A little more truth and honesty and care about all of brothers and sisters, not just the ones whose survival we have a personal stake in, would be very welcome. Because really, you can’t see what I’ve seen and cling to any vestige of that mindset. Yet it’s so pervasive, across every strata of society, on the right and the left. Ayn Rand-reading, will-to-power capitalists are as guilty of it as “the spirit of the world flows through me” hippies. The truth is harder: the lives of all of us hang by a thread from the moment we’re born to the moment we finally die. At all times. A serious, non-negotiable, disabling or fatal illness can strike any of us at any time with no forewarning.

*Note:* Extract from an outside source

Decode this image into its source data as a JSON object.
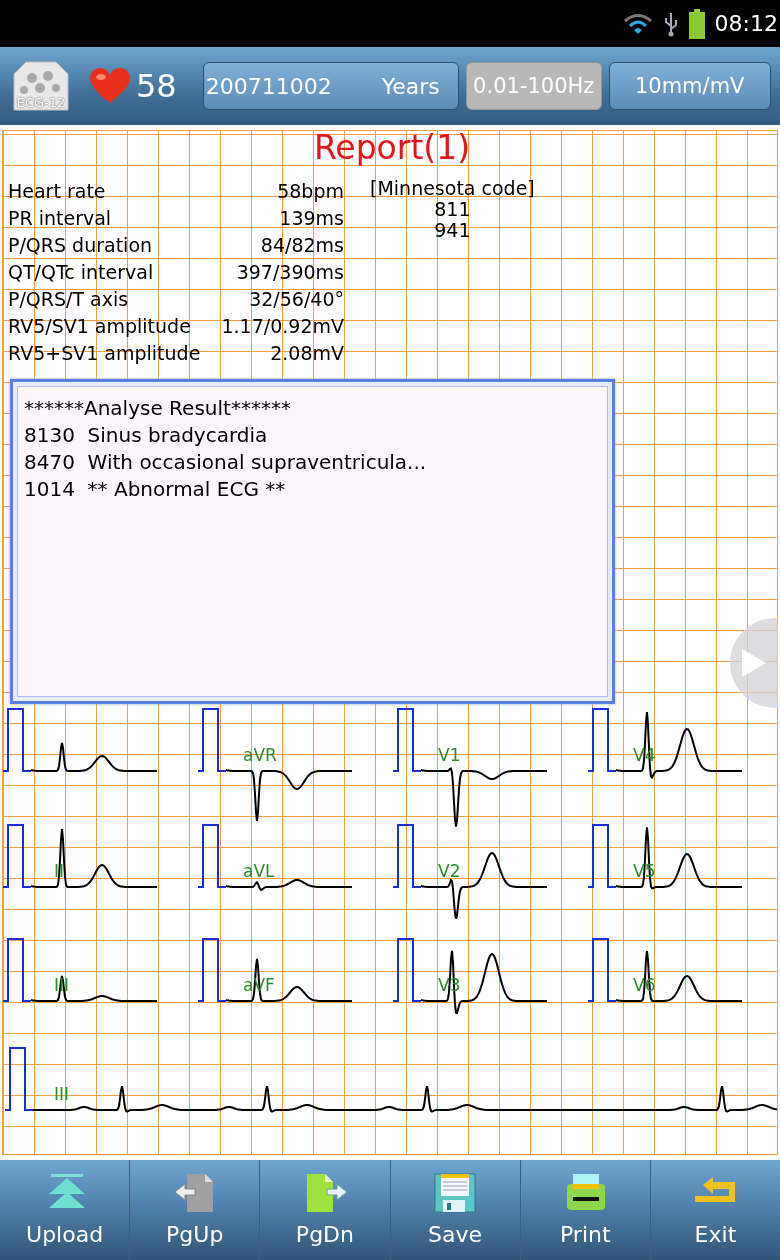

But we hide from that. It’s not a comforting thought. We talk about the amazing strength of those whose recoveries appear complete, and assume that the disabled are simply weaker specimins. We deny them financial help, we shun them, treat them as second-class. In my first few months of recovery – realising that I’d be living on £70 a week ESA forever and trying to get around in a world full of heavy doors and stairways, filled with people who just want to overtake you on the street and don’t give a damn about your dignity – I realised how complacent I had been. I became furious with the world, with my own selfishness and blindness. It was at least better than being angry that I was ill.

That anger hasn’t fully subsided. I hope it never does. There are things one should be angry about.

But most days I put all of this stuff to the back of my mind. I hunker down, do my work, try to make the people around me happy where I can, and be grateful for my extraordinary good fortune. I’m a happy guy for pretty much all the other days of the year. But today is a strange day for me. I’ll not be out having a party. It’s a sombre day, when I reflect on what could have been, and spend time with the person in the world who understands most how conflicted all of this stuff leaves me. Illness and recovery is not a zero sum game; I know that. That I’m still here does not mean that some other, more deserving, soul had to die to free up a space for me. And yet, undoubtedly, there are people I’ve encountered in wards and waiting rooms who are now dead while I am not. I fear my contributions can never be enough to justify the enormous cosmic judgement that came down in my favour.

7th December is my new year’s day. Another year begins tomorrow and I’ll again look to the future with optimism and excitement. I have so much to be optimistic and excited about! But today I remember.